Provided records –

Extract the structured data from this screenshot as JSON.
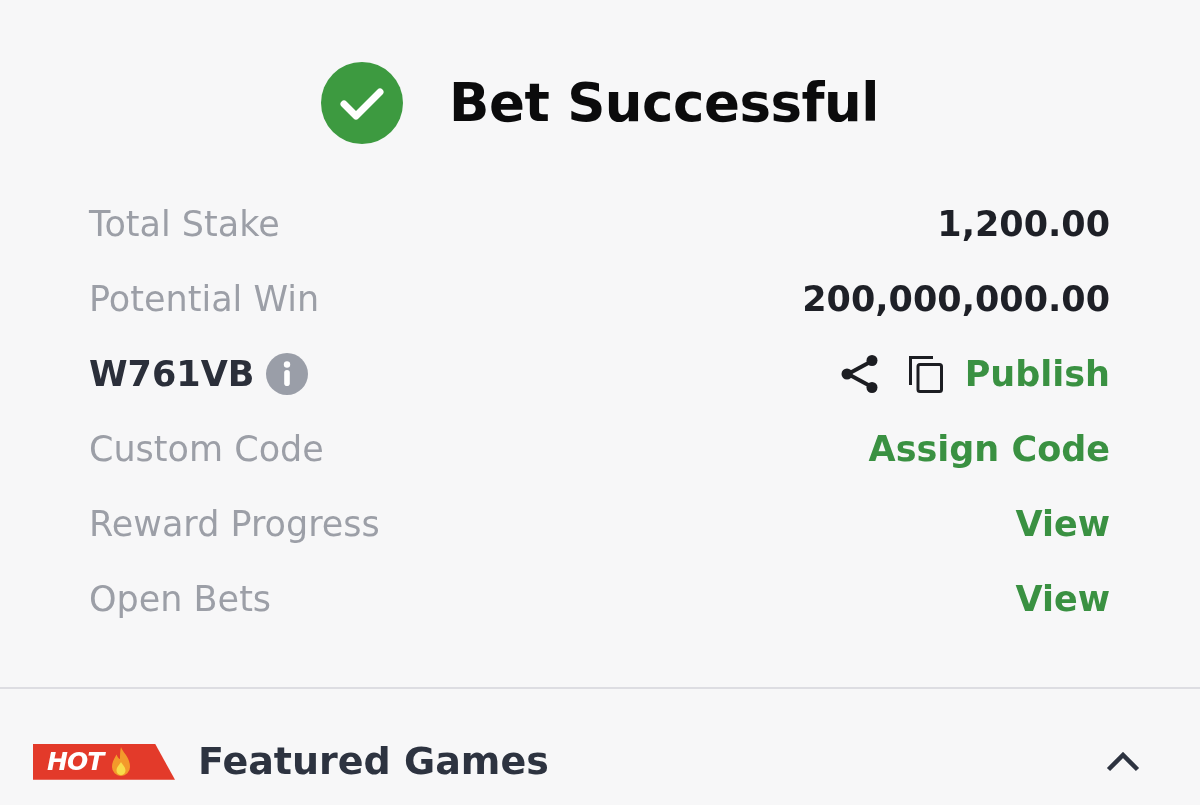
{
  "header": {
    "title": "Bet Successful"
  },
  "summary_rows": [
    {
      "kind": "amount",
      "label": "Total Stake",
      "value": "1,200.00"
    },
    {
      "kind": "amount",
      "label": "Potential Win",
      "value": "200,000,000.00"
    },
    {
      "kind": "code",
      "code": "W761VB",
      "action": "Publish"
    },
    {
      "kind": "link",
      "label": "Custom Code",
      "action": "Assign Code"
    },
    {
      "kind": "link",
      "label": "Reward Progress",
      "action": "View"
    },
    {
      "kind": "link",
      "label": "Open Bets",
      "action": "View"
    }
  ],
  "featured": {
    "badge": "HOT",
    "title": "Featured Games",
    "expanded": true
  }
}
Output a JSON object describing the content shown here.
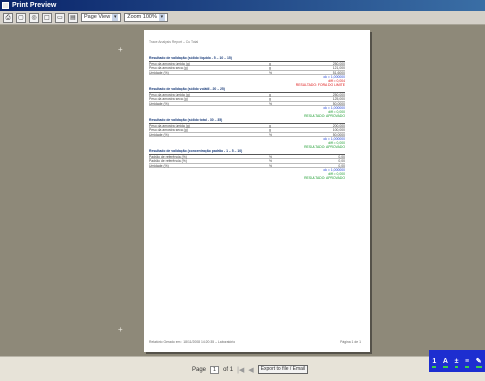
{
  "window": {
    "title": "Print Preview"
  },
  "toolbar": {
    "buttons": [
      {
        "name": "print-icon",
        "glyph": "⎙"
      },
      {
        "name": "fit-page-icon",
        "glyph": "▢"
      },
      {
        "name": "zoom-icon",
        "glyph": "◎"
      },
      {
        "name": "single-page-icon",
        "glyph": "□"
      },
      {
        "name": "two-page-icon",
        "glyph": "▭"
      },
      {
        "name": "multi-page-icon",
        "glyph": "▤"
      }
    ],
    "view_select": "Page View",
    "zoom_select": "Zoom 100%"
  },
  "report": {
    "header": "Trace Analysis Report – Cu Total",
    "sections": [
      {
        "title": "Resultado de validação (sólido líquido - 5 – 10 – 15)",
        "rows": [
          {
            "label": "Peso da amostra úmida (g)",
            "unit": "g",
            "value": "250,000"
          },
          {
            "label": "Peso da amostra seca (g)",
            "unit": "g",
            "value": "121,000"
          },
          {
            "label": "Umidade (%)",
            "unit": "%",
            "value": "51,6000"
          }
        ],
        "summary": [
          {
            "text": "ok = 1,000000",
            "color": "blue"
          },
          {
            "text": "diff = 0,004",
            "color": "red"
          },
          {
            "text": "RESULTADO: FORA DO LIMITE",
            "color": "red"
          }
        ]
      },
      {
        "title": "Resultado de validação (sólido volátil - 20 – 25)",
        "rows": [
          {
            "label": "Peso da amostra úmida (g)",
            "unit": "g",
            "value": "250,000"
          },
          {
            "label": "Peso da amostra seca (g)",
            "unit": "g",
            "value": "125,000"
          },
          {
            "label": "Umidade (%)",
            "unit": "%",
            "value": "50,0000"
          }
        ],
        "summary": [
          {
            "text": "ok = 1,000000",
            "color": "blue"
          },
          {
            "text": "diff = 0,000",
            "color": "green"
          },
          {
            "text": "RESULTADO: APROVADO",
            "color": "green"
          }
        ]
      },
      {
        "title": "Resultado de validação (sólido total - 30 – 35)",
        "rows": [
          {
            "label": "Peso da amostra úmida (g)",
            "unit": "g",
            "value": "200,000"
          },
          {
            "label": "Peso da amostra seca (g)",
            "unit": "g",
            "value": "100,000"
          },
          {
            "label": "Umidade (%)",
            "unit": "%",
            "value": "50,0000"
          }
        ],
        "summary": [
          {
            "text": "ok = 1,000000",
            "color": "blue"
          },
          {
            "text": "diff = 0,000",
            "color": "green"
          },
          {
            "text": "RESULTADO: APROVADO",
            "color": "green"
          }
        ]
      },
      {
        "title": "Resultado de validação (concentração padrão - 1 – 5 – 10)",
        "rows": [
          {
            "label": "Padrão de referência (%)",
            "unit": "%",
            "value": "0,00"
          },
          {
            "label": "Padrão de referência (%)",
            "unit": "%",
            "value": "0,00"
          },
          {
            "label": "Umidade (%)",
            "unit": "%",
            "value": "0,00"
          }
        ],
        "summary": [
          {
            "text": "ok = 1,000000",
            "color": "blue"
          },
          {
            "text": "diff = 0,000",
            "color": "green"
          },
          {
            "text": "RESULTADO: APROVADO",
            "color": "green"
          }
        ]
      }
    ],
    "footer_left": "Relatório Gerado em : 18/11/2008 14:20:35 – Laboratório",
    "footer_right": "Página 1 de 1"
  },
  "statusbar": {
    "page_label": "Page",
    "page_value": "1",
    "page_of": "of 1",
    "first_glyph": "|◀",
    "prev_glyph": "◀",
    "export_label": "Export to file / Email"
  },
  "right_tools": [
    "1",
    "A",
    "±",
    "≡",
    "✎"
  ]
}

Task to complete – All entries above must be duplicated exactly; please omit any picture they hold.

Answer to this problem –
Extract the structured data from this screenshot as JSON.
{
  "header": {
    "title": "Bet Successful"
  },
  "summary_rows": [
    {
      "kind": "amount",
      "label": "Total Stake",
      "value": "1,200.00"
    },
    {
      "kind": "amount",
      "label": "Potential Win",
      "value": "200,000,000.00"
    },
    {
      "kind": "code",
      "code": "W761VB",
      "action": "Publish"
    },
    {
      "kind": "link",
      "label": "Custom Code",
      "action": "Assign Code"
    },
    {
      "kind": "link",
      "label": "Reward Progress",
      "action": "View"
    },
    {
      "kind": "link",
      "label": "Open Bets",
      "action": "View"
    }
  ],
  "featured": {
    "badge": "HOT",
    "title": "Featured Games",
    "expanded": true
  }
}
Output a JSON object describing the content shown here.
{
  "window": {
    "title": "Print Preview"
  },
  "toolbar": {
    "buttons": [
      {
        "name": "print-icon",
        "glyph": "⎙"
      },
      {
        "name": "fit-page-icon",
        "glyph": "▢"
      },
      {
        "name": "zoom-icon",
        "glyph": "◎"
      },
      {
        "name": "single-page-icon",
        "glyph": "□"
      },
      {
        "name": "two-page-icon",
        "glyph": "▭"
      },
      {
        "name": "multi-page-icon",
        "glyph": "▤"
      }
    ],
    "view_select": "Page View",
    "zoom_select": "Zoom 100%"
  },
  "report": {
    "header": "Trace Analysis Report – Cu Total",
    "sections": [
      {
        "title": "Resultado de validação (sólido líquido - 5 – 10 – 15)",
        "rows": [
          {
            "label": "Peso da amostra úmida (g)",
            "unit": "g",
            "value": "250,000"
          },
          {
            "label": "Peso da amostra seca (g)",
            "unit": "g",
            "value": "121,000"
          },
          {
            "label": "Umidade (%)",
            "unit": "%",
            "value": "51,6000"
          }
        ],
        "summary": [
          {
            "text": "ok = 1,000000",
            "color": "blue"
          },
          {
            "text": "diff = 0,004",
            "color": "red"
          },
          {
            "text": "RESULTADO: FORA DO LIMITE",
            "color": "red"
          }
        ]
      },
      {
        "title": "Resultado de validação (sólido volátil - 20 – 25)",
        "rows": [
          {
            "label": "Peso da amostra úmida (g)",
            "unit": "g",
            "value": "250,000"
          },
          {
            "label": "Peso da amostra seca (g)",
            "unit": "g",
            "value": "125,000"
          },
          {
            "label": "Umidade (%)",
            "unit": "%",
            "value": "50,0000"
          }
        ],
        "summary": [
          {
            "text": "ok = 1,000000",
            "color": "blue"
          },
          {
            "text": "diff = 0,000",
            "color": "green"
          },
          {
            "text": "RESULTADO: APROVADO",
            "color": "green"
          }
        ]
      },
      {
        "title": "Resultado de validação (sólido total - 30 – 35)",
        "rows": [
          {
            "label": "Peso da amostra úmida (g)",
            "unit": "g",
            "value": "200,000"
          },
          {
            "label": "Peso da amostra seca (g)",
            "unit": "g",
            "value": "100,000"
          },
          {
            "label": "Umidade (%)",
            "unit": "%",
            "value": "50,0000"
          }
        ],
        "summary": [
          {
            "text": "ok = 1,000000",
            "color": "blue"
          },
          {
            "text": "diff = 0,000",
            "color": "green"
          },
          {
            "text": "RESULTADO: APROVADO",
            "color": "green"
          }
        ]
      },
      {
        "title": "Resultado de validação (concentração padrão - 1 – 5 – 10)",
        "rows": [
          {
            "label": "Padrão de referência (%)",
            "unit": "%",
            "value": "0,00"
          },
          {
            "label": "Padrão de referência (%)",
            "unit": "%",
            "value": "0,00"
          },
          {
            "label": "Umidade (%)",
            "unit": "%",
            "value": "0,00"
          }
        ],
        "summary": [
          {
            "text": "ok = 1,000000",
            "color": "blue"
          },
          {
            "text": "diff = 0,000",
            "color": "green"
          },
          {
            "text": "RESULTADO: APROVADO",
            "color": "green"
          }
        ]
      }
    ],
    "footer_left": "Relatório Gerado em : 18/11/2008 14:20:35 – Laboratório",
    "footer_right": "Página 1 de 1"
  },
  "statusbar": {
    "page_label": "Page",
    "page_value": "1",
    "page_of": "of 1",
    "first_glyph": "|◀",
    "prev_glyph": "◀",
    "export_label": "Export to file / Email"
  },
  "right_tools": [
    "1",
    "A",
    "±",
    "≡",
    "✎"
  ]
}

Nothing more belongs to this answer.